    I have tested this, natural convection is a lot easier than using more fans.


    1 reply

    Reply 8 years ago on Introduction

    You have to be carefull though, some computers, like my server, do need the side on or they shut down due to overheating.


    10 years ago on Introduction

    yea I was just wondering about the computer screen wont it get scratched and if it does any ideas on a cover of some sort

    4 replies

    Reply 10 years ago on Introduction

    I had thought of creating some sort of sleeve that might help protect the screen - with a light foam backing of sorts. The unit is a bit heavy and somewhat unwieldy to carry around tight corners, but somehow I've never hurt the screen.


    Reply 10 years ago on Introduction

    yea I just thinking that because i go to lans and yea i have it in the car so yea i wouldn't want it to get scratched or nuthin

    KT Gadgetfodda

    Reply 9 years ago on Introduction

    Probably plexiglass could keep it from damaging the monitor. Make a box that covers most of the monitor and that prob could do the job. But idk how strong the plexiglass would be when it bends in the middle if it was knocked hard (meaning if the plexiglass will crack easily). 

    Willem Z

    10 years ago on Step 5

    I also made a handle on top of my case, but on the inside put 2 pieces of wood from side to side.


    10 years ago on Introduction
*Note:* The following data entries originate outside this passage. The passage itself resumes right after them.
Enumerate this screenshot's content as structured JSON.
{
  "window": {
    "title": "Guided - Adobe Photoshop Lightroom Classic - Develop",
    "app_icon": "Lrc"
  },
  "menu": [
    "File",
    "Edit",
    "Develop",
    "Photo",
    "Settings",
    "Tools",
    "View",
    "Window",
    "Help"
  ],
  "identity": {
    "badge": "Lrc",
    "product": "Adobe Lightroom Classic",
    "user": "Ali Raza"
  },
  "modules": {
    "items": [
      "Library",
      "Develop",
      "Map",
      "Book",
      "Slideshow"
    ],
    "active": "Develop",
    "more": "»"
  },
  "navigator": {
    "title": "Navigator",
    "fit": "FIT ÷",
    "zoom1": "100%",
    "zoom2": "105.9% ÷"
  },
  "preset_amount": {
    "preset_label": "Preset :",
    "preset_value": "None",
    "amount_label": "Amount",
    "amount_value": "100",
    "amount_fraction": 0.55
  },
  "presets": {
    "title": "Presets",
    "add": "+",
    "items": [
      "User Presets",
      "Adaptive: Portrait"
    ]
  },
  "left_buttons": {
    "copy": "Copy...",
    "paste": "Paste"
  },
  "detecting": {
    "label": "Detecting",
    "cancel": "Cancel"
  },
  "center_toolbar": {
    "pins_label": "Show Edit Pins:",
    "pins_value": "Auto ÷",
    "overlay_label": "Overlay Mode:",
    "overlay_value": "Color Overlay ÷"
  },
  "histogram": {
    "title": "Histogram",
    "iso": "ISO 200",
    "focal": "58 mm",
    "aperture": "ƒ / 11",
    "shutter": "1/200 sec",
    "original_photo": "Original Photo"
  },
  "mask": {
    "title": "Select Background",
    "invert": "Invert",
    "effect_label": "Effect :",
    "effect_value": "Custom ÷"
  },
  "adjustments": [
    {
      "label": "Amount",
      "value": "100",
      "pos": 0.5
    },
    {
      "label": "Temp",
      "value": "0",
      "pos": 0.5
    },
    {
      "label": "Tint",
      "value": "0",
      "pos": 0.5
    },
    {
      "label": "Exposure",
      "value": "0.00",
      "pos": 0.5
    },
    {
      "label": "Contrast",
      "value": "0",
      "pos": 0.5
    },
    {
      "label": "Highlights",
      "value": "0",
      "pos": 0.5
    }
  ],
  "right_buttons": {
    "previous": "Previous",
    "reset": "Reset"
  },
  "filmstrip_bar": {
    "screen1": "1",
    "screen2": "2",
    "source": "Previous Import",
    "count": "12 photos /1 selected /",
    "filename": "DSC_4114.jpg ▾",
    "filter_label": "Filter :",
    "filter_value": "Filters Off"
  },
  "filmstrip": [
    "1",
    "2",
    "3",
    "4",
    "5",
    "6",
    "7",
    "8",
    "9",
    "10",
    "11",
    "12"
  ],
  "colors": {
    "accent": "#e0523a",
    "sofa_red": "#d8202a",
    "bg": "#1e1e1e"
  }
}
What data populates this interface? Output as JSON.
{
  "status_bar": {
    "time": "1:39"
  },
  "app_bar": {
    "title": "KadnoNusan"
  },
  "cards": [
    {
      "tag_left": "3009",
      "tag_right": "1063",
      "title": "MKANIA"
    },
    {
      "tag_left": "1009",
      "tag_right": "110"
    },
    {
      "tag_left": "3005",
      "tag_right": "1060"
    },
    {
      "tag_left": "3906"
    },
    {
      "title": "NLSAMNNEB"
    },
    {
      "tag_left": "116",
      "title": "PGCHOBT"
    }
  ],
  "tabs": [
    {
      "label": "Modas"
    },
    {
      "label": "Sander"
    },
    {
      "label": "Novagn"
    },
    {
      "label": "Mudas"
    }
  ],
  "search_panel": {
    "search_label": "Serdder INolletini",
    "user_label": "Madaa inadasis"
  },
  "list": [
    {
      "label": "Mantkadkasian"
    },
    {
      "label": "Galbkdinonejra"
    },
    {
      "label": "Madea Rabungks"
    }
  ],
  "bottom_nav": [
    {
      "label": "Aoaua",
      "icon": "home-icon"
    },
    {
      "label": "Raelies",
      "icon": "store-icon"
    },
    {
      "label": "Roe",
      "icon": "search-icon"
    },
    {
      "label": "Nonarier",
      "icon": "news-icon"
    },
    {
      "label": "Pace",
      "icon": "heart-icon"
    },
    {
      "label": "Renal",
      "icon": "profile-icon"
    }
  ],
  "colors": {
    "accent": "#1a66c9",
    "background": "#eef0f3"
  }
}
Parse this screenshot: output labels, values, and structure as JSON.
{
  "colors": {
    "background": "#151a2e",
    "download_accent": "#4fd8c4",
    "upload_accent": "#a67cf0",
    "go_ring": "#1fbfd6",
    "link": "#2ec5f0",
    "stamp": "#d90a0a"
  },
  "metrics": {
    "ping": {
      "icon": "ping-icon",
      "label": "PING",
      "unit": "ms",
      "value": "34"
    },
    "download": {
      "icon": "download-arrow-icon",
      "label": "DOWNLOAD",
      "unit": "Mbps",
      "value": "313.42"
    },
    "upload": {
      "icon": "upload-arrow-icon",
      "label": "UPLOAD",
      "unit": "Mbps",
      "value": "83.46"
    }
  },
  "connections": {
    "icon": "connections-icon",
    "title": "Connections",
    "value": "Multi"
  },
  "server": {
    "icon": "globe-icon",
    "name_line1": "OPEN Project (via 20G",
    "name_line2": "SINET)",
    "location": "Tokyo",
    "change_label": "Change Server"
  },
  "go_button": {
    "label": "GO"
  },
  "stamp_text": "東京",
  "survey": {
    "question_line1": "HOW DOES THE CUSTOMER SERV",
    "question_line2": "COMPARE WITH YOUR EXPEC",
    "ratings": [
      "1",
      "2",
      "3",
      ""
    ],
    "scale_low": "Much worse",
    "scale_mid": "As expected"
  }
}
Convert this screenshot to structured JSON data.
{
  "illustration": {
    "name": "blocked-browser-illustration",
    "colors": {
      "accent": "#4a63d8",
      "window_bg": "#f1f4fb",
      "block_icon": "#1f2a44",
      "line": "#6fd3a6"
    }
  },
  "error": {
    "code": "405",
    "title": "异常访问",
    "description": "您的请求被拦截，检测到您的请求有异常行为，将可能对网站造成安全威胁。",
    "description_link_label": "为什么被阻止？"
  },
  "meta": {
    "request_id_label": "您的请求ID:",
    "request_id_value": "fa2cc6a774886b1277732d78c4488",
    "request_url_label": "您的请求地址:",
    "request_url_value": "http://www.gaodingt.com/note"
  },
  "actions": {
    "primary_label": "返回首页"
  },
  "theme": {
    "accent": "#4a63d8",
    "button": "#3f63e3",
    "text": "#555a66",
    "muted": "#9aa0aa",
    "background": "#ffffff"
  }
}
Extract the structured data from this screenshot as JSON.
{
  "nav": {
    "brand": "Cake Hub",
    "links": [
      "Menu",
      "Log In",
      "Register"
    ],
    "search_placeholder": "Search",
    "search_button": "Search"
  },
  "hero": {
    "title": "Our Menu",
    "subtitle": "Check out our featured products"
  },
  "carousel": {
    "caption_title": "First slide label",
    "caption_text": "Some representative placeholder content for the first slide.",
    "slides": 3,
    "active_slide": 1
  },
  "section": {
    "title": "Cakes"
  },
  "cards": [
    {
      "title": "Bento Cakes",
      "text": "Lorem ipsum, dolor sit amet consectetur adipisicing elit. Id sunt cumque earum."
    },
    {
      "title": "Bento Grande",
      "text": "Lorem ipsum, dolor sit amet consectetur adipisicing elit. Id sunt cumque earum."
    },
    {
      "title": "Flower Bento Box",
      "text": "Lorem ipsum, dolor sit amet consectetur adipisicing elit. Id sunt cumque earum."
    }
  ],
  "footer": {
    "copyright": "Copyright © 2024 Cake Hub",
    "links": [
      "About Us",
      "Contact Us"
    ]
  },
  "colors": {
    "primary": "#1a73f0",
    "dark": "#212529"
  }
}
    Looks good - is the panel sufficiently cooled? I guess there's thermal transfer to the case it's bolted to and that's got some air circulation inside? Or maybe the panel doesn't need any? (not much to start with) L

    4 replies

    Reply 10 years ago on Introduction

    Thanks! I was just a touch worried about heat - but the monitor doesn't have much venting anyways... just one row of small vents at the top. (using that machine right now) just put my fingers back there - definately some heat - not concerned though. HOWEVER - i DID add another (slot type) exhaust fan. I tilt the box back just a touch when I game, and I started getting BSOD / restarts. I suspect my video card is just on the edge of overheating, and tilting back didn't help :).


    Reply 10 years ago on Introduction

    Is your card overclocked? I find that taking a side off can really help cooling sometimes. Machines can become their own little fan-ovens sometimes, so "opening the door" can be effective. And considering no one I know of fits air-filters (except me) and a lot of people have transparent sides, the "grime" aspect is somewhat irrelevant. L


    Reply 10 years ago on Introduction

    Negatory - no overclocking here! It's a plain jane 6200 nvidia (yeah - old school) - this machine is on it's last upgrade leg... :)


    Reply 10 years ago on Introduction

    "on it's last upgrade leg"- I know the feeling! After a new motherboard, hard drive, RAM and graphics card my PC feels like the proverbial axe with a new blade and new handle. Maybe if I ever replace it with a shiny new machine I'll do this to the old one and turn it into a server...